** Opening RECORDED INFORMATION block **

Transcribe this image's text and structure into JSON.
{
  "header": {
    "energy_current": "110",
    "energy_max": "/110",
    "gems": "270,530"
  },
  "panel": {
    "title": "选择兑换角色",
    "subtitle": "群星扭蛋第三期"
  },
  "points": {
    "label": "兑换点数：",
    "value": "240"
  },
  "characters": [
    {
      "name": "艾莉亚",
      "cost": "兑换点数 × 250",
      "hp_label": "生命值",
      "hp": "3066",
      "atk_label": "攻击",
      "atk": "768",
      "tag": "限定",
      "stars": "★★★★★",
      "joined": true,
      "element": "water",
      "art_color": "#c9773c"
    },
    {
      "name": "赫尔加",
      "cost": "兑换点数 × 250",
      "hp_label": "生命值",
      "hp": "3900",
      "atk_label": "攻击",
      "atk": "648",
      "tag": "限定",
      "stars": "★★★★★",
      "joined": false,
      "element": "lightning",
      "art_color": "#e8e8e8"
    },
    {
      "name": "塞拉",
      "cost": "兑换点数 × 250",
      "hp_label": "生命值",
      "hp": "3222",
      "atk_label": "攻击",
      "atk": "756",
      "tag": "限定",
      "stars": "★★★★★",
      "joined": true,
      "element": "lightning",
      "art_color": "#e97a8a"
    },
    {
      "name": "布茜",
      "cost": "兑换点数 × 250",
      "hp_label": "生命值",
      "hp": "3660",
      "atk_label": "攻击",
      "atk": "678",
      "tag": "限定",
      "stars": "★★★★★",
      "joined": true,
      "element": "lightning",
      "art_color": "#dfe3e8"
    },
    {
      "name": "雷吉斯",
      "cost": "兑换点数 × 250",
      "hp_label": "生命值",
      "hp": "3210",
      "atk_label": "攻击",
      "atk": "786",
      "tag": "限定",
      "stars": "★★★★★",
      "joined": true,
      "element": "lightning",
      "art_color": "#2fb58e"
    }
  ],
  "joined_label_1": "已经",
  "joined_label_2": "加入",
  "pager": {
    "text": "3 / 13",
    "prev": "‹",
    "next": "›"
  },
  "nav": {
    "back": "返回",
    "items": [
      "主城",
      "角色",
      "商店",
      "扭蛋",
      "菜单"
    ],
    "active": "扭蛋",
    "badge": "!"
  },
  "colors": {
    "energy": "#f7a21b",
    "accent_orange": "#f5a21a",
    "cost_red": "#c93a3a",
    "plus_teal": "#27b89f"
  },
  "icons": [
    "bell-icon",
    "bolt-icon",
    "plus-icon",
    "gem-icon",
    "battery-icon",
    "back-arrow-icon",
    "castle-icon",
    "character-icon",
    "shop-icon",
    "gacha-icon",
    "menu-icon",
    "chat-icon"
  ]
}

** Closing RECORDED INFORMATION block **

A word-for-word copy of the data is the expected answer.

Transcribe this image's text and structure into JSON.
{
  "header": {
    "energy_current": "110",
    "energy_max": "/110",
    "gems": "270,530"
  },
  "panel": {
    "title": "选择兑换角色",
    "subtitle": "群星扭蛋第三期"
  },
  "points": {
    "label": "兑换点数：",
    "value": "240"
  },
  "characters": [
    {
      "name": "艾莉亚",
      "cost": "兑换点数 × 250",
      "hp_label": "生命值",
      "hp": "3066",
      "atk_label": "攻击",
      "atk": "768",
      "tag": "限定",
      "stars": "★★★★★",
      "joined": true,
      "element": "water",
      "art_color": "#c9773c"
    },
    {
      "name": "赫尔加",
      "cost": "兑换点数 × 250",
      "hp_label": "生命值",
      "hp": "3900",
      "atk_label": "攻击",
      "atk": "648",
      "tag": "限定",
      "stars": "★★★★★",
      "joined": false,
      "element": "lightning",
      "art_color": "#e8e8e8"
    },
    {
      "name": "塞拉",
      "cost": "兑换点数 × 250",
      "hp_label": "生命值",
      "hp": "3222",
      "atk_label": "攻击",
      "atk": "756",
      "tag": "限定",
      "stars": "★★★★★",
      "joined": true,
      "element": "lightning",
      "art_color": "#e97a8a"
    },
    {
      "name": "布茜",
      "cost": "兑换点数 × 250",
      "hp_label": "生命值",
      "hp": "3660",
      "atk_label": "攻击",
      "atk": "678",
      "tag": "限定",
      "stars": "★★★★★",
      "joined": true,
      "element": "lightning",
      "art_color": "#dfe3e8"
    },
    {
      "name": "雷吉斯",
      "cost": "兑换点数 × 250",
      "hp_label": "生命值",
      "hp": "3210",
      "atk_label": "攻击",
      "atk": "786",
      "tag": "限定",
      "stars": "★★★★★",
      "joined": true,
      "element": "lightning",
      "art_color": "#2fb58e"
    }
  ],
  "joined_label_1": "已经",
  "joined_label_2": "加入",
  "pager": {
    "text": "3 / 13",
    "prev": "‹",
    "next": "›"
  },
  "nav": {
    "back": "返回",
    "items": [
      "主城",
      "角色",
      "商店",
      "扭蛋",
      "菜单"
    ],
    "active": "扭蛋",
    "badge": "!"
  },
  "colors": {
    "energy": "#f7a21b",
    "accent_orange": "#f5a21a",
    "cost_red": "#c93a3a",
    "plus_teal": "#27b89f"
  },
  "icons": [
    "bell-icon",
    "bolt-icon",
    "plus-icon",
    "gem-icon",
    "battery-icon",
    "back-arrow-icon",
    "castle-icon",
    "character-icon",
    "shop-icon",
    "gacha-icon",
    "menu-icon",
    "chat-icon"
  ]
}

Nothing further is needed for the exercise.